## Given data
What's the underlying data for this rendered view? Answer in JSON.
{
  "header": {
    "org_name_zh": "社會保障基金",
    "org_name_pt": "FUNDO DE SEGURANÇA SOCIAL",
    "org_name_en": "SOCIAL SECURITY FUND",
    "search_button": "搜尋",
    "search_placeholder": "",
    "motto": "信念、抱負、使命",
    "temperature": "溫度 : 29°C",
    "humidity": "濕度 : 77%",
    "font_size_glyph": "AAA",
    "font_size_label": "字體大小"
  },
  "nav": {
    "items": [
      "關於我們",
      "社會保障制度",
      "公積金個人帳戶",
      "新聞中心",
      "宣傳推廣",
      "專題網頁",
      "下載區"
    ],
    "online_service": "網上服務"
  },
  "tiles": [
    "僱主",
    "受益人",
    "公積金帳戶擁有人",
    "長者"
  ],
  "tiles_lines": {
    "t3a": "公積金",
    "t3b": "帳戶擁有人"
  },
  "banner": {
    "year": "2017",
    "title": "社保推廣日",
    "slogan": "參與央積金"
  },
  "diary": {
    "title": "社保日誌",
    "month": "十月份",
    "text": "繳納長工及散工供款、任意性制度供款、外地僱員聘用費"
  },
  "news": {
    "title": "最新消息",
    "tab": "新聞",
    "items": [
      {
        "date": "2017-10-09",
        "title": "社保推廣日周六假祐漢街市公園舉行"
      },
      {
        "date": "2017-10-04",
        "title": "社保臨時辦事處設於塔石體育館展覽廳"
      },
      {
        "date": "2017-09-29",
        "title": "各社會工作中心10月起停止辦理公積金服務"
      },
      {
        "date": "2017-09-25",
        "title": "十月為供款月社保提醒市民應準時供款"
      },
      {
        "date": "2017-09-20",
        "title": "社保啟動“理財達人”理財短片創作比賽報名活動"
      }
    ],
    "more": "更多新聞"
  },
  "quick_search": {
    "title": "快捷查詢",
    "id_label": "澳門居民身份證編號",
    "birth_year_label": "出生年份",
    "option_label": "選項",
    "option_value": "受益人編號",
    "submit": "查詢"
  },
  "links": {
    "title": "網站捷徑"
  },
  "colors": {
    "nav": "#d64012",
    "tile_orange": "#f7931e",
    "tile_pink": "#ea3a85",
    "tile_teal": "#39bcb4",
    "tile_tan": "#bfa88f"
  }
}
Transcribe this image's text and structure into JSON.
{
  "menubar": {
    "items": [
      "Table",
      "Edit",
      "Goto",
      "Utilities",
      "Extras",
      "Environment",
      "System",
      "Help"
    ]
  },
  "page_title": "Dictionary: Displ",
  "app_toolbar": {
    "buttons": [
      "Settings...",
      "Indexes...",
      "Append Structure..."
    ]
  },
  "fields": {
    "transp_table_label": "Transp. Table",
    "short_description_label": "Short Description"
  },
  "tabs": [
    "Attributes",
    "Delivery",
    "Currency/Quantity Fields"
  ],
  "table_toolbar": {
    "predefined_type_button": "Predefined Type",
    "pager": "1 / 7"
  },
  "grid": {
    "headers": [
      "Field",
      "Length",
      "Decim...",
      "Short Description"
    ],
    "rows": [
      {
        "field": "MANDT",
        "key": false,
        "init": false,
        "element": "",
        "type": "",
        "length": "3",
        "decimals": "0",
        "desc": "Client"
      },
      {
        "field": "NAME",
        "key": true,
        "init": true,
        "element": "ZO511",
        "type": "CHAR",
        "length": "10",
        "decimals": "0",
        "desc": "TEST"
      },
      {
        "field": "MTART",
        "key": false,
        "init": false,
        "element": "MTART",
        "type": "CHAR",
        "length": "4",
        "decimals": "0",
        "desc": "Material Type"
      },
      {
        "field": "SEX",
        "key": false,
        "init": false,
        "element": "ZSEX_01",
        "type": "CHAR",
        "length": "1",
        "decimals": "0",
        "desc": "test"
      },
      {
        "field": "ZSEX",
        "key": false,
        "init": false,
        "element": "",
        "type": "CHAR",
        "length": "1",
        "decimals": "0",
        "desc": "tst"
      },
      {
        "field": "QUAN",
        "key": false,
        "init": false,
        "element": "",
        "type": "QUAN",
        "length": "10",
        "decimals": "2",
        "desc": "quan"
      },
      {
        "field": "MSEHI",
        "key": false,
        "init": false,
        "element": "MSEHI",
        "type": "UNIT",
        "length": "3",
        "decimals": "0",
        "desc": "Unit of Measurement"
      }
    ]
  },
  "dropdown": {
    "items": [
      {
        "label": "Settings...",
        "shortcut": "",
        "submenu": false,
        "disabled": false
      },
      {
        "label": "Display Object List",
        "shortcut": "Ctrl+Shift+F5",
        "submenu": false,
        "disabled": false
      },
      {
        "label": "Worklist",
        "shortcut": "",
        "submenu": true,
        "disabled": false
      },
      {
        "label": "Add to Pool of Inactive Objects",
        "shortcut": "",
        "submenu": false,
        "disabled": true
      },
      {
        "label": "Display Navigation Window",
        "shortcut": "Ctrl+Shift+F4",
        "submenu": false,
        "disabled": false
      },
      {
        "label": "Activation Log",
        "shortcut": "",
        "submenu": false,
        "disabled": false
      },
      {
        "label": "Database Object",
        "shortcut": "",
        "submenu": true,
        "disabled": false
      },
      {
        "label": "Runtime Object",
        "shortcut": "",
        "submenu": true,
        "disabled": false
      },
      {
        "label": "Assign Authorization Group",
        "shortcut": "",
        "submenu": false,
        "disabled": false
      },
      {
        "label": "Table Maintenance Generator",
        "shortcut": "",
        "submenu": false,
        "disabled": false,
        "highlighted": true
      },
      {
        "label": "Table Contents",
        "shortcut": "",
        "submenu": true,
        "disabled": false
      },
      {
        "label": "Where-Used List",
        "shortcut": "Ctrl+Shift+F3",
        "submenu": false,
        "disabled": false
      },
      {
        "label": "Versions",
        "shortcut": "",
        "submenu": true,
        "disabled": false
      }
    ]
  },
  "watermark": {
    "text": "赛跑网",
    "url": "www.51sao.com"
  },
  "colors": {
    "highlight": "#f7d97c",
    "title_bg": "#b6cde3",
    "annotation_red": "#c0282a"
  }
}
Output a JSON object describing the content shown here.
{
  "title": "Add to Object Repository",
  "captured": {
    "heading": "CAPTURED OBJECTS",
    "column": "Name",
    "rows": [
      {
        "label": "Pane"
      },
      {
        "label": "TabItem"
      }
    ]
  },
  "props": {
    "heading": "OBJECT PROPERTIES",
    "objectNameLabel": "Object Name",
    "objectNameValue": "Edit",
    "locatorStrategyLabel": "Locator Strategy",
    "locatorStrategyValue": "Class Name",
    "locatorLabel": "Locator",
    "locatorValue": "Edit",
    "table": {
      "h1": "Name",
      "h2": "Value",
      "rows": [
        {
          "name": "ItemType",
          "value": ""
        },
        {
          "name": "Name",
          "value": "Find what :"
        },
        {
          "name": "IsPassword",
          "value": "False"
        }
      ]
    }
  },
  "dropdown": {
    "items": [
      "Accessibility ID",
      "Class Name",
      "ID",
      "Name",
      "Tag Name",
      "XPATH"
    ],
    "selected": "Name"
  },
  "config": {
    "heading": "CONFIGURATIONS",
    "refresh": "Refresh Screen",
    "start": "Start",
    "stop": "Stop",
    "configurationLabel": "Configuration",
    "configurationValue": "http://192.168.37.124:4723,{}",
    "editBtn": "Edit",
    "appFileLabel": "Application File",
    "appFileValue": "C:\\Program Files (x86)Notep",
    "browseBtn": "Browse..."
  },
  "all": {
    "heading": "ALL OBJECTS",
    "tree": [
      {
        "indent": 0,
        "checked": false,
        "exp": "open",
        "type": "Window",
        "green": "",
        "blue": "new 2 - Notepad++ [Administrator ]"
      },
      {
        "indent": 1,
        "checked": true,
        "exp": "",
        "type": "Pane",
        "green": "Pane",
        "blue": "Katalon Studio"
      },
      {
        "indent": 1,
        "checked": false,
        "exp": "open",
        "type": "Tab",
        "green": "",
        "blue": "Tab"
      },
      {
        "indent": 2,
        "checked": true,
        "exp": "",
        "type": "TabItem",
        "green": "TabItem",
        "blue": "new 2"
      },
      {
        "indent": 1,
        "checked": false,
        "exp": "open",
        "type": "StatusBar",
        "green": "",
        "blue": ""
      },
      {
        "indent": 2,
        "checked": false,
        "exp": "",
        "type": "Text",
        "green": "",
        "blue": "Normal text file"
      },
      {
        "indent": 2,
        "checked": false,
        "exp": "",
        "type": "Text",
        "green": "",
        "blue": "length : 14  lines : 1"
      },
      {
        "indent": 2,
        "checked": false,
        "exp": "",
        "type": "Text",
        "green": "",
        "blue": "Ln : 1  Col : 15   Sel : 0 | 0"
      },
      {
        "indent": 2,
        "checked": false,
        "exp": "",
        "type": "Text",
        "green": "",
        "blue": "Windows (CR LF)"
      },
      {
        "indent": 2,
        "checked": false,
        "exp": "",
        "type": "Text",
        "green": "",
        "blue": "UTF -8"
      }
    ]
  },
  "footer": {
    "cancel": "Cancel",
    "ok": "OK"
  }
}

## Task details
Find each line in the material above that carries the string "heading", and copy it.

## Solution to this task
    "heading": "CAPTURED OBJECTS",
    "heading": "OBJECT PROPERTIES",
    "heading": "CONFIGURATIONS",
    "heading": "ALL OBJECTS",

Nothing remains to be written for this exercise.